*Task to carry out*: Set the entries below down again, please. Match them exactly.

━━━ Records for processing ━━━

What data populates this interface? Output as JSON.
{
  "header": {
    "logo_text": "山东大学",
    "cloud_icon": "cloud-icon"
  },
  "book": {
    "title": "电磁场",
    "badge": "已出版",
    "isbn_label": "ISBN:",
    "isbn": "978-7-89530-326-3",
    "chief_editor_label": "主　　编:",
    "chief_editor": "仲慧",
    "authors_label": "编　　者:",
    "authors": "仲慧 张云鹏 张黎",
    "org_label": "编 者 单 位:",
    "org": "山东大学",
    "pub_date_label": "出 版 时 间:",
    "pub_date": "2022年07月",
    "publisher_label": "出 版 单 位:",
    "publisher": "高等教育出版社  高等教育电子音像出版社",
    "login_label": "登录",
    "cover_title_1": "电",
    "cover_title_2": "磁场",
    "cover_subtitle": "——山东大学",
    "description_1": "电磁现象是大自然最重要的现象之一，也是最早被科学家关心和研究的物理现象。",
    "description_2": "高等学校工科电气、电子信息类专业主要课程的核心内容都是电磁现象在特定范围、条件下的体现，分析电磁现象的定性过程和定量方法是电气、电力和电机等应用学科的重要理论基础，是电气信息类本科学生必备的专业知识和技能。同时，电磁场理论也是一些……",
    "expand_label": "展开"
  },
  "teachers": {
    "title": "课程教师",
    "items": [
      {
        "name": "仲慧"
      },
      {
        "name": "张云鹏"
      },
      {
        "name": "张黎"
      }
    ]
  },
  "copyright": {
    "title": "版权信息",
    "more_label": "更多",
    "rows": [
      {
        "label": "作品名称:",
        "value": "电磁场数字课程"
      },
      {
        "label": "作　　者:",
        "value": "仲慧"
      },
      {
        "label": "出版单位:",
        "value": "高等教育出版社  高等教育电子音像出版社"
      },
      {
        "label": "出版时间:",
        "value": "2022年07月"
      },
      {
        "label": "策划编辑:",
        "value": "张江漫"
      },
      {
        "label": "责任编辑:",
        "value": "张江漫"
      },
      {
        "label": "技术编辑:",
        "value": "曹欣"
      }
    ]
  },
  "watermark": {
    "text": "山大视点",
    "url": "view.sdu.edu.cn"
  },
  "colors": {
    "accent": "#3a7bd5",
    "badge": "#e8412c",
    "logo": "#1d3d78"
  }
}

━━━

*Written answer*:
What data populates this interface? Output as JSON.
{
  "header": {
    "logo_text": "山东大学",
    "cloud_icon": "cloud-icon"
  },
  "book": {
    "title": "电磁场",
    "badge": "已出版",
    "isbn_label": "ISBN:",
    "isbn": "978-7-89530-326-3",
    "chief_editor_label": "主　　编:",
    "chief_editor": "仲慧",
    "authors_label": "编　　者:",
    "authors": "仲慧 张云鹏 张黎",
    "org_label": "编 者 单 位:",
    "org": "山东大学",
    "pub_date_label": "出 版 时 间:",
    "pub_date": "2022年07月",
    "publisher_label": "出 版 单 位:",
    "publisher": "高等教育出版社  高等教育电子音像出版社",
    "login_label": "登录",
    "cover_title_1": "电",
    "cover_title_2": "磁场",
    "cover_subtitle": "——山东大学",
    "description_1": "电磁现象是大自然最重要的现象之一，也是最早被科学家关心和研究的物理现象。",
    "description_2": "高等学校工科电气、电子信息类专业主要课程的核心内容都是电磁现象在特定范围、条件下的体现，分析电磁现象的定性过程和定量方法是电气、电力和电机等应用学科的重要理论基础，是电气信息类本科学生必备的专业知识和技能。同时，电磁场理论也是一些……",
    "expand_label": "展开"
  },
  "teachers": {
    "title": "课程教师",
    "items": [
      {
        "name": "仲慧"
      },
      {
        "name": "张云鹏"
      },
      {
        "name": "张黎"
      }
    ]
  },
  "copyright": {
    "title": "版权信息",
    "more_label": "更多",
    "rows": [
      {
        "label": "作品名称:",
        "value": "电磁场数字课程"
      },
      {
        "label": "作　　者:",
        "value": "仲慧"
      },
      {
        "label": "出版单位:",
        "value": "高等教育出版社  高等教育电子音像出版社"
      },
      {
        "label": "出版时间:",
        "value": "2022年07月"
      },
      {
        "label": "策划编辑:",
        "value": "张江漫"
      },
      {
        "label": "责任编辑:",
        "value": "张江漫"
      },
      {
        "label": "技术编辑:",
        "value": "曹欣"
      }
    ]
  },
  "watermark": {
    "text": "山大视点",
    "url": "view.sdu.edu.cn"
  },
  "colors": {
    "accent": "#3a7bd5",
    "badge": "#e8412c",
    "logo": "#1d3d78"
  }
}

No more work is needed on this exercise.